◆ Data supplied
☆ ☆ ☆ ☆ ☆ ☆ ☆

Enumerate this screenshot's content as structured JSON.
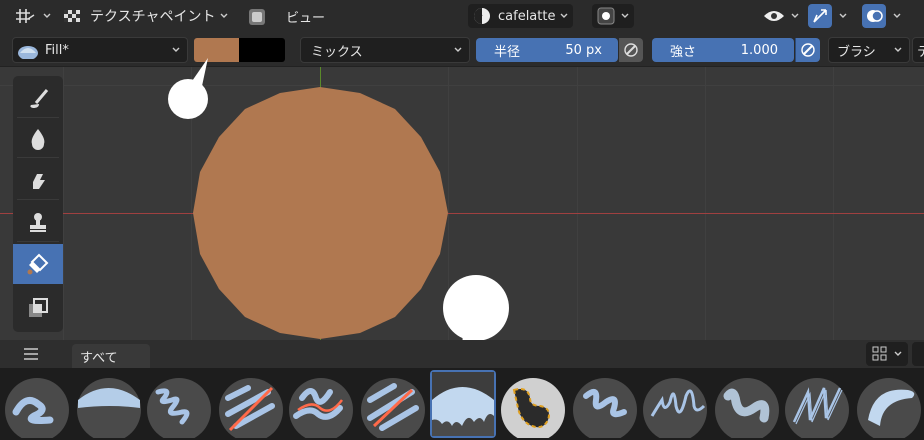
{
  "header": {
    "mode_label": "テクスチャペイント",
    "view_menu": "ビュー",
    "texture_name": "cafelatte"
  },
  "tool_settings": {
    "brush_name": "Fill*",
    "color_primary": "#b07850",
    "color_secondary": "#000000",
    "blend_mode": "ミックス",
    "radius_label": "半径",
    "radius_value": "50 px",
    "strength_label": "強さ",
    "strength_value": "1.000",
    "brush_menu": "ブラシ",
    "overflow_label": "テ"
  },
  "canvas": {
    "fill_color": "#b07850",
    "background": "#393939"
  },
  "asset_shelf": {
    "tab_all": "すべて",
    "thumbnails": [
      "brush-thumb-1",
      "brush-thumb-2",
      "brush-thumb-3",
      "brush-thumb-4",
      "brush-thumb-5",
      "brush-thumb-6",
      "brush-thumb-7-fill-selected",
      "brush-thumb-8",
      "brush-thumb-9",
      "brush-thumb-10",
      "brush-thumb-11",
      "brush-thumb-12",
      "brush-thumb-13"
    ]
  },
  "colors": {
    "accent": "#4772b3",
    "axis_red": "#a04040",
    "axis_green": "#5a8a2a"
  }
}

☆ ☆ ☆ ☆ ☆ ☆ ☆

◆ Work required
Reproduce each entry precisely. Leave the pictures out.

◆ Answer to this problem
Enumerate this screenshot's content as structured JSON.
{
  "header": {
    "mode_label": "テクスチャペイント",
    "view_menu": "ビュー",
    "texture_name": "cafelatte"
  },
  "tool_settings": {
    "brush_name": "Fill*",
    "color_primary": "#b07850",
    "color_secondary": "#000000",
    "blend_mode": "ミックス",
    "radius_label": "半径",
    "radius_value": "50 px",
    "strength_label": "強さ",
    "strength_value": "1.000",
    "brush_menu": "ブラシ",
    "overflow_label": "テ"
  },
  "canvas": {
    "fill_color": "#b07850",
    "background": "#393939"
  },
  "asset_shelf": {
    "tab_all": "すべて",
    "thumbnails": [
      "brush-thumb-1",
      "brush-thumb-2",
      "brush-thumb-3",
      "brush-thumb-4",
      "brush-thumb-5",
      "brush-thumb-6",
      "brush-thumb-7-fill-selected",
      "brush-thumb-8",
      "brush-thumb-9",
      "brush-thumb-10",
      "brush-thumb-11",
      "brush-thumb-12",
      "brush-thumb-13"
    ]
  },
  "colors": {
    "accent": "#4772b3",
    "axis_red": "#a04040",
    "axis_green": "#5a8a2a"
  }
}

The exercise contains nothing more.